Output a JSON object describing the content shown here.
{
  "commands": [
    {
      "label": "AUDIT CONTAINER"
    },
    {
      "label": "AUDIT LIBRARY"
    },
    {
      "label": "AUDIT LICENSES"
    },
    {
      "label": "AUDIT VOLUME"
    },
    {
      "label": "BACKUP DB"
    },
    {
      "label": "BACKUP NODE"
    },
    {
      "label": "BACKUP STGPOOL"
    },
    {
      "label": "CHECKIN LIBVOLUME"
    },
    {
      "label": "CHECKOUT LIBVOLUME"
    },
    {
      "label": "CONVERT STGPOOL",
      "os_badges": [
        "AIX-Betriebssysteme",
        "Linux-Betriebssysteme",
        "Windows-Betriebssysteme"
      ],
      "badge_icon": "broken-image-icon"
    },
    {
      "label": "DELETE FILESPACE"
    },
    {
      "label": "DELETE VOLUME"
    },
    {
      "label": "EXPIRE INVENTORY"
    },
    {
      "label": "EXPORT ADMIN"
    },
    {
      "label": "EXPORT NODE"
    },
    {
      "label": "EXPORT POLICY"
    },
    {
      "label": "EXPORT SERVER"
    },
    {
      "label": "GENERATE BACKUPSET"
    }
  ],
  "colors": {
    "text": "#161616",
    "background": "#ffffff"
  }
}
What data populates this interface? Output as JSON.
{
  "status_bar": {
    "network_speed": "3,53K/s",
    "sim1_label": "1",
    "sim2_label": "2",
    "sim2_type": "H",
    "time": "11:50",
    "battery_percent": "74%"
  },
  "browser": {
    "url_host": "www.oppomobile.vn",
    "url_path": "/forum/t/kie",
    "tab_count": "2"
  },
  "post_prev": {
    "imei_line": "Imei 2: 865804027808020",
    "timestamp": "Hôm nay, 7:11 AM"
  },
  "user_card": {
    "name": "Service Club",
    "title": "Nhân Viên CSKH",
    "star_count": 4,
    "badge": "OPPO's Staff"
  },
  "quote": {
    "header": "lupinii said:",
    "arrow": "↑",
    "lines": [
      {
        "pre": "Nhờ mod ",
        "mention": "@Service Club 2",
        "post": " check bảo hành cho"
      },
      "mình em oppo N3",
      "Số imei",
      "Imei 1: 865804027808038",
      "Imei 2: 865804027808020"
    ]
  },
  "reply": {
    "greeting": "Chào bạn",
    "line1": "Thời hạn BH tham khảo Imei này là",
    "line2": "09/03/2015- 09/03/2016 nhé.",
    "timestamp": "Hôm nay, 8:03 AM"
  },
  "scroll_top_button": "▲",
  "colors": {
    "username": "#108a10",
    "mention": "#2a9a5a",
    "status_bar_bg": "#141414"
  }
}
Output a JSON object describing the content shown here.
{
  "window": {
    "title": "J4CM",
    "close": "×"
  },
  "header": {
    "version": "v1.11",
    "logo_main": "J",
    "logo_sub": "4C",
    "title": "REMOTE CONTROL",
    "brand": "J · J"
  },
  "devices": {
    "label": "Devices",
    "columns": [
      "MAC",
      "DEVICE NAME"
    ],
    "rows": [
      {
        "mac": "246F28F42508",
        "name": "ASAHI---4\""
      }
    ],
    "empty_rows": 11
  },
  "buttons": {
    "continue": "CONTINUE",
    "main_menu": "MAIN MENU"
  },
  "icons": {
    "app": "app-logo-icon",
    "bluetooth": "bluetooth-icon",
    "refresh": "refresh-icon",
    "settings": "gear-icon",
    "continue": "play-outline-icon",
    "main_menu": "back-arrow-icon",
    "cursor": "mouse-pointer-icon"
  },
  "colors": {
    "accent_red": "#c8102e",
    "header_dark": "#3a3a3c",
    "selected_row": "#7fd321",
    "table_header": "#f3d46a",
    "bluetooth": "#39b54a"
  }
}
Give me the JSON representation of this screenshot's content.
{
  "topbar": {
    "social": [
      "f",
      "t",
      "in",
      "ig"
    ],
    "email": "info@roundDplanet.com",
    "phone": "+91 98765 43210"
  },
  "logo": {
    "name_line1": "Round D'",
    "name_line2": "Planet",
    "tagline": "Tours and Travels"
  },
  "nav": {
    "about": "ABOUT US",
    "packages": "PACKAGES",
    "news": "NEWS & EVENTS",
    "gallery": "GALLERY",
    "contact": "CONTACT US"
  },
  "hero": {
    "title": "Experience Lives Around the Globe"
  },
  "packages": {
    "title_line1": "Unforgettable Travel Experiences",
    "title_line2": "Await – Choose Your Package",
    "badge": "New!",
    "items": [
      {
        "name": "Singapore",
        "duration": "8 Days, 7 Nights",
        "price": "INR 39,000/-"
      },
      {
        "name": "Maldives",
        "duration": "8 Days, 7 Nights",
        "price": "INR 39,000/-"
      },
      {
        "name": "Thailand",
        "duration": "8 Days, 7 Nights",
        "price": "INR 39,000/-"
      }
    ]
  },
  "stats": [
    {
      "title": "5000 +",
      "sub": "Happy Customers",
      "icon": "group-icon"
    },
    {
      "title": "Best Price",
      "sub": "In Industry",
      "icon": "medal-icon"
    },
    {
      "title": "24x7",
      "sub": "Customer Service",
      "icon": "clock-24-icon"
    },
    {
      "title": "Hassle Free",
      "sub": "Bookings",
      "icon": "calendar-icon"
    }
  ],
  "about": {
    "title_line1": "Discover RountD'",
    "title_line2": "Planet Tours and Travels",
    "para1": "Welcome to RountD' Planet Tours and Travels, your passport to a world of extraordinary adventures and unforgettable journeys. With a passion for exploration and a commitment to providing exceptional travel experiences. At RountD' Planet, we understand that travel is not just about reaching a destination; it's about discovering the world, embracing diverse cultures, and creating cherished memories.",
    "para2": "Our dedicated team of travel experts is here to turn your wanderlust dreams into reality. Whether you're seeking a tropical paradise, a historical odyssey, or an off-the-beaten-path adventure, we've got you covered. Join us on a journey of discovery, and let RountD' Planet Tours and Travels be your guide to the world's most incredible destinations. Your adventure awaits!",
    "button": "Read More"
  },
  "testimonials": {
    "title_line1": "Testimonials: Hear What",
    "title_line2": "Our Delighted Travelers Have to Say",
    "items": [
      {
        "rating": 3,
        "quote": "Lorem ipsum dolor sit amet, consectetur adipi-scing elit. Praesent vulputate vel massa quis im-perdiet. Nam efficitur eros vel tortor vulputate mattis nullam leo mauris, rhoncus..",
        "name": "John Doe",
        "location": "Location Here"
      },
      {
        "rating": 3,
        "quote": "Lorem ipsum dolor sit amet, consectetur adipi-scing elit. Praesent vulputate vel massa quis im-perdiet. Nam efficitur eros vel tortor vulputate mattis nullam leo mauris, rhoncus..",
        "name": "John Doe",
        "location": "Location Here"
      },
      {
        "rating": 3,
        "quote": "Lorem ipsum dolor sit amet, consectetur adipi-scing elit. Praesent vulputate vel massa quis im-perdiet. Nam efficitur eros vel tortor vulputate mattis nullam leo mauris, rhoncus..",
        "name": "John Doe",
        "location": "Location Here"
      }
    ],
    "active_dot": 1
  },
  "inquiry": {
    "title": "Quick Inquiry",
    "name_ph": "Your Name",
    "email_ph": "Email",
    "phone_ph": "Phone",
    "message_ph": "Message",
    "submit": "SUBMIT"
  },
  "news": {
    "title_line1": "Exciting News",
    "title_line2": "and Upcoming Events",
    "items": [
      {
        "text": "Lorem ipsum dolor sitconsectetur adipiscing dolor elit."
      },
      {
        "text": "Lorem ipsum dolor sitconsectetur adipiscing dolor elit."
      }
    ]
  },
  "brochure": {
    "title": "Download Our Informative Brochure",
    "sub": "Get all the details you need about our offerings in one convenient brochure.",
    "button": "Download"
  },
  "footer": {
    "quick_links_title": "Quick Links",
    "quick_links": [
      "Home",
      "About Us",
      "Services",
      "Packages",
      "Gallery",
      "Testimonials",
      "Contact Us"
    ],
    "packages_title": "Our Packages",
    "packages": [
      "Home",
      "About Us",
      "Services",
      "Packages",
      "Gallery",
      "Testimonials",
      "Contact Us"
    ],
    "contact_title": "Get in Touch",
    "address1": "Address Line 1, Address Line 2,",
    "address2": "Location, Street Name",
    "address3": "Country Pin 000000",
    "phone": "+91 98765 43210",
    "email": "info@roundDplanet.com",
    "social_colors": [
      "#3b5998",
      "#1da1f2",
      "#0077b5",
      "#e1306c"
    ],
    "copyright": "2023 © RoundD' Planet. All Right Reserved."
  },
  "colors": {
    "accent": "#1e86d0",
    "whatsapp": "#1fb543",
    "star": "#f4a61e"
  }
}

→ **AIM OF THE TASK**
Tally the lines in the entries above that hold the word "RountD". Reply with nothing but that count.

→ **ANSWER BOX**
3